Friends in Wolf Creek's Gray Wolf senior ski group (most of them whippersnappers a mere 75 years old) figured hip-replacement surgery in June might finally end Elliott's run of Wolf Creek's slopes, but he was walking two miles a day just a month later to get in shape for ski season.
The life-long resident of Colorado's San Luis Valley arrived at the ski area recently wearing a knit sweater he bought in Aspen in 1949 and carrying a fairly new pair of Volant skis.
The Gray Wolves greeted him with a flurry of hugs and kisses.
At Wolf Creek's busy base area, he stepped into his skis, slid through the chairlift line--he now skis for free--and took a seat on a high-speed quad cruising silently over groomed runs to a ridge 800 feet above.
The scene was remarkably different 75 years ago, when Elliott and a friend threw homemade, 8-foot-long wooden skis in the rumble seat of a Model A Ford and puttered tot the top of Wolf Creek Pass.
It was the first winter the twisted dirt road had been plowed. There was not a soul in sight.
Elliott and his buddy threw the heavy skis over their shoulders and trudged up through the snow.
'He didn't know anything about skiing and I knew less, but we were intrigued,' Elliott said. 'We walked up the hill, shot straight down, fell, walked back up, fell again. We did that almost every Sunday for two years before we saw another skier.'
Skiing was in its infancy in Colorado. Though a few communities had small ski jumps and races, no rope tows or chairlifts were built in the state until 1936. Ski shops were unheard of.
Elliott made his first skis from wooden planks, bending the tips by hand after holding them for hours over a steaming kettle on his mother's stove. He waxed them with paraffin from his mother's jam jars.
One Sunday in 1936, another skier showed up at the top of the pass. He was a traveling salesman from Pueblo. The trio ate lunch in the salesman's car and he showed the boys a how-to-book on the new sport of downhill skiing. It was the first Elliott had ever seen. He noticed all the skiers in the book had poles.
'What are those for?' he remembers asking. 'They help you turn,' the salesman said.
'You mean you can turn on skis?!' Elliott replied.
That night he went home and made poles out of a bamboo fishing pole and his grandmother's embroidery hoops.
'We didn't have anyone to teach us so it took me a long time to learn,' he said. 'I probably have the record for the most falls on this mountain.'
He bought his first skis five years later for $5 from the Montgomery Ward catalogue...
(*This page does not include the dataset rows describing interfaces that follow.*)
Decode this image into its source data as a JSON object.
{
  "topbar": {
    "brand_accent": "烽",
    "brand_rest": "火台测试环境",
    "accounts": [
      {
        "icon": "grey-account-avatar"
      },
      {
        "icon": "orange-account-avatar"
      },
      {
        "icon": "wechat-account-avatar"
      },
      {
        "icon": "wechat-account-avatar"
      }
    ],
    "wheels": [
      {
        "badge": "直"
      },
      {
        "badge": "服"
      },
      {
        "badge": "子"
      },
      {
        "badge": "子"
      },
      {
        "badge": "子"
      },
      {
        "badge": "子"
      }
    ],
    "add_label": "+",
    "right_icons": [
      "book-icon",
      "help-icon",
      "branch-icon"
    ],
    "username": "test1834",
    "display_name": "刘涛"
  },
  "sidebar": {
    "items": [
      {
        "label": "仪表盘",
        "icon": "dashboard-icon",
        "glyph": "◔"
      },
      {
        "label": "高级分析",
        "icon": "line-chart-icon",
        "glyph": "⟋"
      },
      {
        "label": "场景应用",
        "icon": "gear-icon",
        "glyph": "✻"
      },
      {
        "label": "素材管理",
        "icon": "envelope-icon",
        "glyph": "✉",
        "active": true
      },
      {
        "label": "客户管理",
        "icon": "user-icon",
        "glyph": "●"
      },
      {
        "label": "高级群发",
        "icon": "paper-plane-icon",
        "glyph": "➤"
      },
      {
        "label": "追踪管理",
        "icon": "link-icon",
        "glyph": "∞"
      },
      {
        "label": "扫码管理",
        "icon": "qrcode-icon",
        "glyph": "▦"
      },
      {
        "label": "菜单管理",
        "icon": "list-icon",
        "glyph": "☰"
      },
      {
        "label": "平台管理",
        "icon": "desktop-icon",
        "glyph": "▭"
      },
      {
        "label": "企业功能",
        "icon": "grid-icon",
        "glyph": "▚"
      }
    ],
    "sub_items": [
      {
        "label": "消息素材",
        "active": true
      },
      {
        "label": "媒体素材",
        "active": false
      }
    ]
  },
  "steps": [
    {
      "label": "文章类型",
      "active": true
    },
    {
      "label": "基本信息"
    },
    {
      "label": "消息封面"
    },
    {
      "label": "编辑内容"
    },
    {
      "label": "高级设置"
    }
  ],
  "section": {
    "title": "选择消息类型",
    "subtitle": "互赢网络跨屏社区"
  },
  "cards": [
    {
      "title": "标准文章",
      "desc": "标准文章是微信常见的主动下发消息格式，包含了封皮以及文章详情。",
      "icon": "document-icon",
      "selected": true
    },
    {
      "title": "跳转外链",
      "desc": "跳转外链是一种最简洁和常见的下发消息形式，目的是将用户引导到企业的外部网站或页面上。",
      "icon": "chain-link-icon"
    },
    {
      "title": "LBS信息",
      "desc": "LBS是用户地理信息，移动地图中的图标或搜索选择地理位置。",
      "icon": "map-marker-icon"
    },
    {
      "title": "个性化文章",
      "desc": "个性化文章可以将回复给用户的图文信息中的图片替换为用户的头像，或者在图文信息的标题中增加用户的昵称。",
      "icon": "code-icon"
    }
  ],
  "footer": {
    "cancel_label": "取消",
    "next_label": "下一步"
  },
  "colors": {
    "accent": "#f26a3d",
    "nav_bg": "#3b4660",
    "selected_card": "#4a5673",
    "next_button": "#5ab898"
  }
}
Elliott said he did not learn to ski well until he was in his 80s. He and his wife, Virginia, had eight children, so he only got out to ski a few times a year for decades. It was not until his wife died in 1991 that he rediscovered his old love. 'It helped get my mind off things, gave me something to look forward to,' he said.
He skied over 30 days a season well into his 90s. A few years ago he was scolded by ski patrollers at Copper Mountain for going too fast...
Standing atop the Continental Divide last week, Elliott stood on his untested hip joint and pointed his skis down a wide green run. 'Well, here it goes.'
At first he tottered gingerly from edge to edge like a beginner. Then, realizing his new hip was strong and stable, he began carving from side to side in long, elegant turns. Where strength had faded over the years, grace took over. He turned down a bumpy blue run, slipping easily through small moguls. He considered diving into the trees, then said, 'Maybe I should wait until the snow is a little softer.'
At the bottom, his hip was feeling so good that he decided to do it again.
He hopes to ski 15 days this season.
'I didn't think it would be possible for anyone to ski until 100,' he said at the end of his third run. 'But now that's only four years away. I just might make it.'" [end of quote]
Copyright 2009, The Gazette (Colorado Springs, Colo.)
If you came from Conventional Skiing Wisdoms #21, back:
This "Age and Skiing" page last modified 11/03/2017 07:21:36 AM December 16, 2019. Did you come here from a link on another website? For latest version of this page, copy to your browser: http://www.SkiMyBest.com/skiage.htm. Copyright © 2013, 2014, 2015, 2016, 2017, 2018, 2019, 2020. William R Jones..